Almost all physical phenomena in our present universe are well described by hadrons, including nucleons and Yukawa mesons, and leptons. It is known that the hadrons are composed of more fundamental internal degrees of freedom called quarks and gluons. Dynamics of quarks and gluons are described by Quantum Chromodynamics (QCD), which is a part of the standard model. Our group studies the physics described by the standard model, especially the dynamics of quarks and gluons in the early universe based on QCD, and the properties of hadrons in the present universe.
QCD predicts that quarks and gluons were deconfined in the early universe, whereas these degrees of freedom are confined in hadrons and never observed in isolation in the present universe. This means that there was at least one phase transition during the evolution of the universe. To arrive at a unified picture of this phase transition and the properties of matter during the evolution of the universe is a challenging subject. We try to resolve this problem using theoretical techniques in field theory and condensed matter physics, as well as lattice QCD Monte Carlo simulation.
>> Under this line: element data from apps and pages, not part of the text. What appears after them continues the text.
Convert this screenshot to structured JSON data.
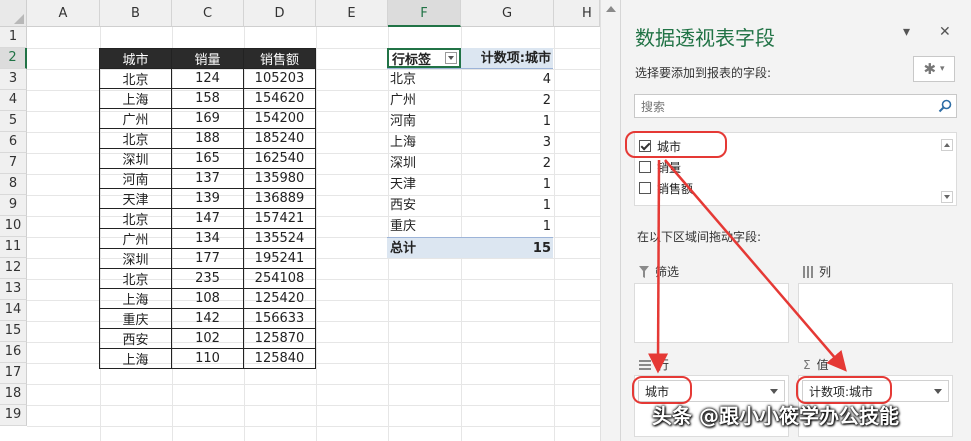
{
  "sheet": {
    "columns": [
      "A",
      "B",
      "C",
      "D",
      "E",
      "F",
      "G",
      "H"
    ],
    "selected_column": "F",
    "rows": [
      "1",
      "2",
      "3",
      "4",
      "5",
      "6",
      "7",
      "8",
      "9",
      "10",
      "11",
      "12",
      "13",
      "14",
      "15",
      "16",
      "17",
      "18",
      "19"
    ],
    "selected_row": "2"
  },
  "source_table": {
    "headers": [
      "城市",
      "销量",
      "销售额"
    ],
    "rows": [
      [
        "北京",
        "124",
        "105203"
      ],
      [
        "上海",
        "158",
        "154620"
      ],
      [
        "广州",
        "169",
        "154200"
      ],
      [
        "北京",
        "188",
        "185240"
      ],
      [
        "深圳",
        "165",
        "162540"
      ],
      [
        "河南",
        "137",
        "135980"
      ],
      [
        "天津",
        "139",
        "136889"
      ],
      [
        "北京",
        "147",
        "157421"
      ],
      [
        "广州",
        "134",
        "135524"
      ],
      [
        "深圳",
        "177",
        "195241"
      ],
      [
        "北京",
        "235",
        "254108"
      ],
      [
        "上海",
        "108",
        "125420"
      ],
      [
        "重庆",
        "142",
        "156633"
      ],
      [
        "西安",
        "102",
        "125870"
      ],
      [
        "上海",
        "110",
        "125840"
      ]
    ]
  },
  "pivot": {
    "row_label_header": "行标签",
    "value_header": "计数项:城市",
    "rows": [
      {
        "label": "北京",
        "value": "4"
      },
      {
        "label": "广州",
        "value": "2"
      },
      {
        "label": "河南",
        "value": "1"
      },
      {
        "label": "上海",
        "value": "3"
      },
      {
        "label": "深圳",
        "value": "2"
      },
      {
        "label": "天津",
        "value": "1"
      },
      {
        "label": "西安",
        "value": "1"
      },
      {
        "label": "重庆",
        "value": "1"
      }
    ],
    "total_label": "总计",
    "total_value": "15"
  },
  "field_pane": {
    "title": "数据透视表字段",
    "subtitle": "选择要添加到报表的字段:",
    "search_placeholder": "搜索",
    "fields": [
      {
        "label": "城市",
        "checked": true
      },
      {
        "label": "销量",
        "checked": false
      },
      {
        "label": "销售额",
        "checked": false
      }
    ],
    "drag_hint": "在以下区域间拖动字段:",
    "zones": {
      "filters": {
        "label": "筛选"
      },
      "columns": {
        "label": "列"
      },
      "rows": {
        "label": "行",
        "chip": "城市"
      },
      "values": {
        "label": "值",
        "chip": "计数项:城市"
      }
    },
    "close_glyph": "✕",
    "dropdown_glyph": "▾",
    "gear_glyph": "✱"
  },
  "annotation_color": "#e53935",
  "accent_color": "#217346",
  "watermark": "头条 @跟小小筱学办公技能"
}
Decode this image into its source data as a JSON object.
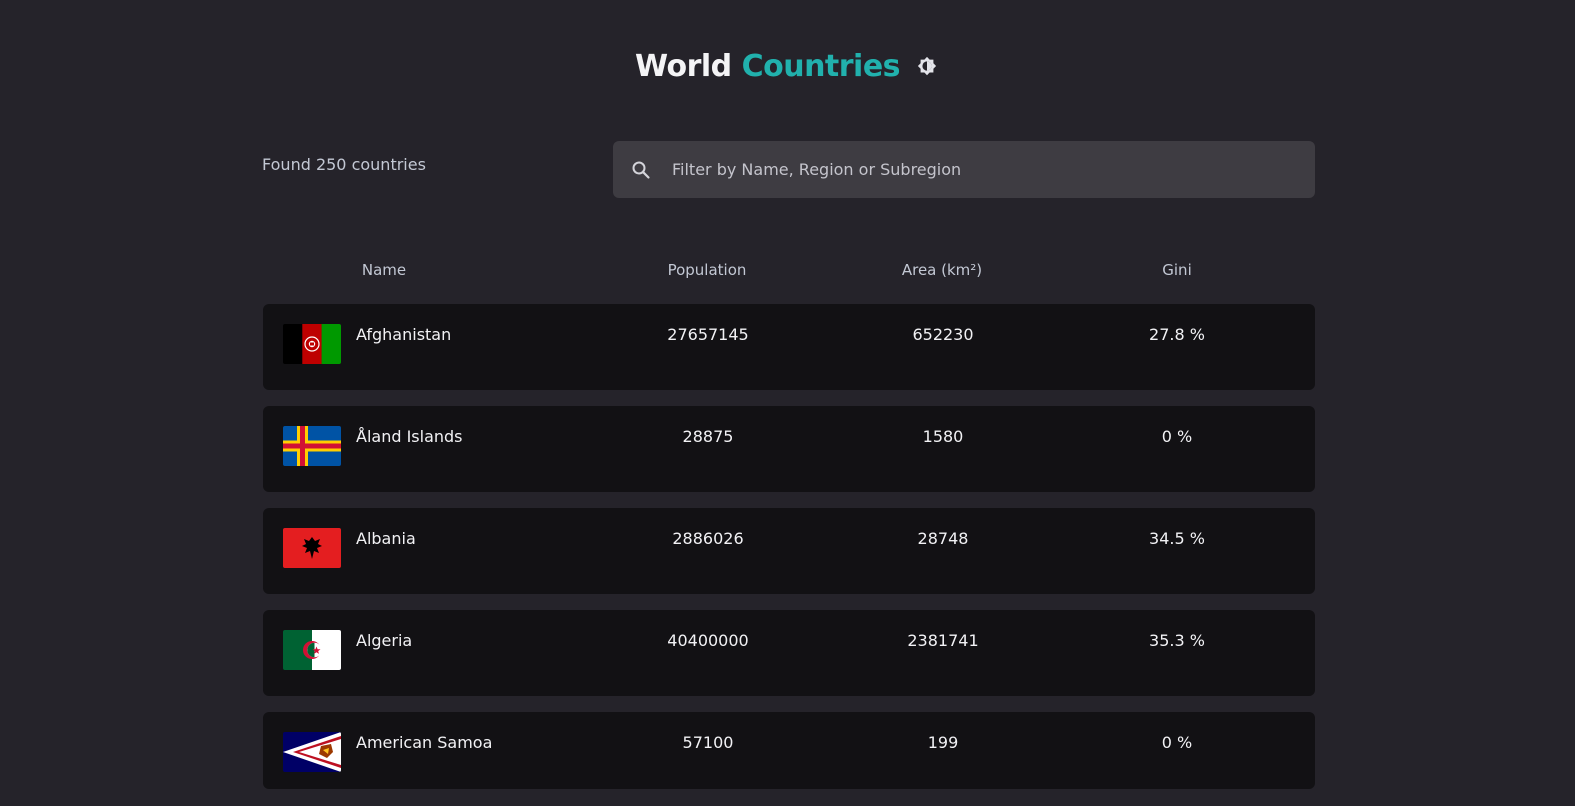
{
  "header": {
    "title_part1": "World",
    "title_part2": "Countries",
    "accent_color": "#21b1ad",
    "theme_toggle_icon": "brightness-icon"
  },
  "found_text": "Found 250 countries",
  "search": {
    "placeholder": "Filter by Name, Region or Subregion",
    "value": "",
    "icon": "search-icon"
  },
  "columns": {
    "name": "Name",
    "population": "Population",
    "area": "Area (km²)",
    "gini": "Gini"
  },
  "countries": [
    {
      "name": "Afghanistan",
      "population": "27657145",
      "area": "652230",
      "gini": "27.8 %",
      "flag": "afghanistan-flag-icon"
    },
    {
      "name": "Åland Islands",
      "population": "28875",
      "area": "1580",
      "gini": "0 %",
      "flag": "aland-flag-icon"
    },
    {
      "name": "Albania",
      "population": "2886026",
      "area": "28748",
      "gini": "34.5 %",
      "flag": "albania-flag-icon"
    },
    {
      "name": "Algeria",
      "population": "40400000",
      "area": "2381741",
      "gini": "35.3 %",
      "flag": "algeria-flag-icon"
    },
    {
      "name": "American Samoa",
      "population": "57100",
      "area": "199",
      "gini": "0 %",
      "flag": "american-samoa-flag-icon"
    }
  ]
}
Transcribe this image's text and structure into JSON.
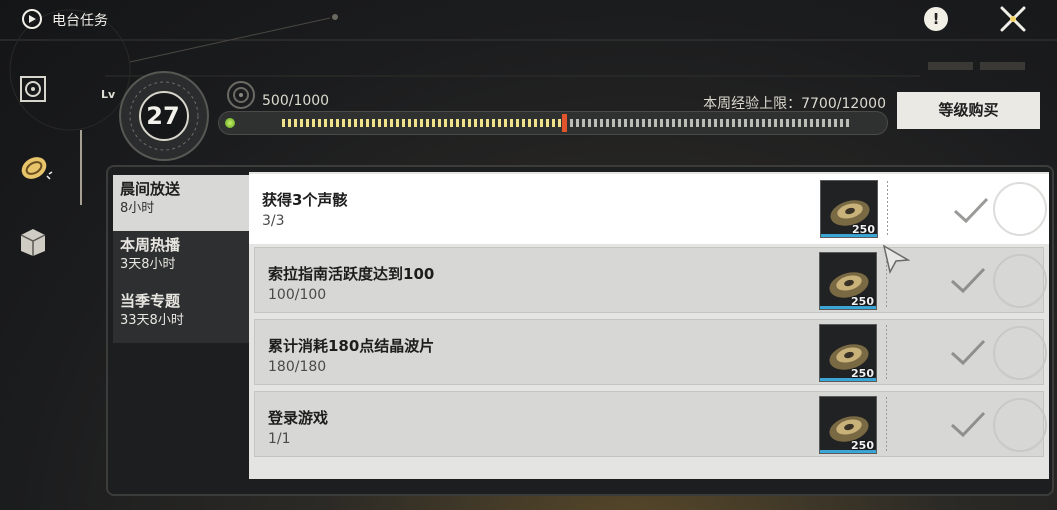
{
  "topbar": {
    "title": "电台任务"
  },
  "level": {
    "lv_label": "Lv",
    "value": "27"
  },
  "progress": {
    "xp_text": "500/1000",
    "week_limit_text": "本周经验上限：7700/12000",
    "fill_fraction": 0.5,
    "buy_label": "等级购买"
  },
  "categories": [
    {
      "name": "晨间放送",
      "time": "8小时"
    },
    {
      "name": "本周热播",
      "time": "3天8小时"
    },
    {
      "name": "当季专题",
      "time": "33天8小时"
    }
  ],
  "tasks": [
    {
      "title": "获得3个声骸",
      "progress": "3/3",
      "reward_count": "250"
    },
    {
      "title": "索拉指南活跃度达到100",
      "progress": "100/100",
      "reward_count": "250"
    },
    {
      "title": "累计消耗180点结晶波片",
      "progress": "180/180",
      "reward_count": "250"
    },
    {
      "title": "登录游戏",
      "progress": "1/1",
      "reward_count": "250"
    }
  ],
  "colors": {
    "accent_marker": "#e2552c",
    "progress_dot": "#5aa21a",
    "reward_bar": "#3aa6d6"
  }
}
We are also exploring the interaction and internal structure of hadrons in the present universe in order to clarify the dynamics of the standard model, and physics beyond the standard model.
Phase diagram of Quantum chromodynamics (QCD) at finite temperature and density